### Task directions
An exact copy of every entry is the answer here, with no pictures.
§ §
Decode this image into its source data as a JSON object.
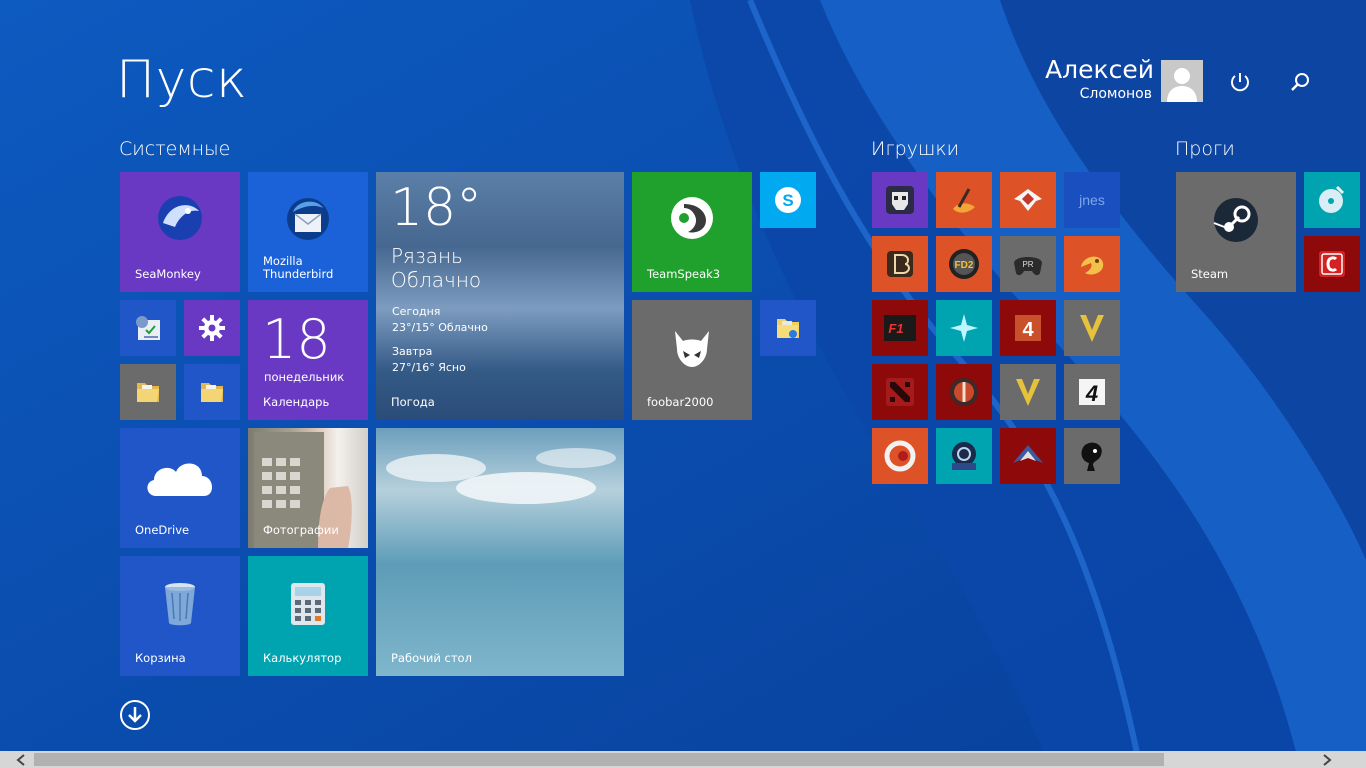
{
  "title": "Пуск",
  "user": {
    "first_name": "Алексей",
    "last_name": "Сломонов"
  },
  "groups": {
    "system": "Системные",
    "games": "Игрушки",
    "apps": "Проги"
  },
  "tiles": {
    "seamonkey": "SeaMonkey",
    "thunderbird": "Mozilla\nThunderbird",
    "weather": {
      "temp": "18°",
      "city": "Рязань",
      "condition": "Облачно",
      "today_label": "Сегодня",
      "today_value": "23°/15° Облачно",
      "tomorrow_label": "Завтра",
      "tomorrow_value": "27°/16° Ясно",
      "label": "Погода"
    },
    "teamspeak": "TeamSpeak3",
    "foobar": "foobar2000",
    "calendar": {
      "day": "18",
      "weekday": "понедельник",
      "label": "Календарь"
    },
    "onedrive": "OneDrive",
    "photos": "Фотографии",
    "recycle": "Корзина",
    "calculator": "Калькулятор",
    "desktop": "Рабочий стол",
    "steam": "Steam",
    "jnes": "jnes"
  },
  "colors": {
    "background": "#0a4fae",
    "purple": "#6a39c4",
    "blue": "#1b62d8",
    "green": "#20a02c",
    "gray": "#6b6b6b",
    "orange": "#dd5226",
    "dark_red": "#8e0a0a",
    "teal": "#00a4b0"
  },
  "icons": {
    "power": "power-icon",
    "search": "search-icon",
    "all_apps": "arrow-down-circle-icon"
  }
}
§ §
### Result of the task
Decode this image into its source data as a JSON object.
{
  "title": "Пуск",
  "user": {
    "first_name": "Алексей",
    "last_name": "Сломонов"
  },
  "groups": {
    "system": "Системные",
    "games": "Игрушки",
    "apps": "Проги"
  },
  "tiles": {
    "seamonkey": "SeaMonkey",
    "thunderbird": "Mozilla\nThunderbird",
    "weather": {
      "temp": "18°",
      "city": "Рязань",
      "condition": "Облачно",
      "today_label": "Сегодня",
      "today_value": "23°/15° Облачно",
      "tomorrow_label": "Завтра",
      "tomorrow_value": "27°/16° Ясно",
      "label": "Погода"
    },
    "teamspeak": "TeamSpeak3",
    "foobar": "foobar2000",
    "calendar": {
      "day": "18",
      "weekday": "понедельник",
      "label": "Календарь"
    },
    "onedrive": "OneDrive",
    "photos": "Фотографии",
    "recycle": "Корзина",
    "calculator": "Калькулятор",
    "desktop": "Рабочий стол",
    "steam": "Steam",
    "jnes": "jnes"
  },
  "colors": {
    "background": "#0a4fae",
    "purple": "#6a39c4",
    "blue": "#1b62d8",
    "green": "#20a02c",
    "gray": "#6b6b6b",
    "orange": "#dd5226",
    "dark_red": "#8e0a0a",
    "teal": "#00a4b0"
  },
  "icons": {
    "power": "power-icon",
    "search": "search-icon",
    "all_apps": "arrow-down-circle-icon"
  }
}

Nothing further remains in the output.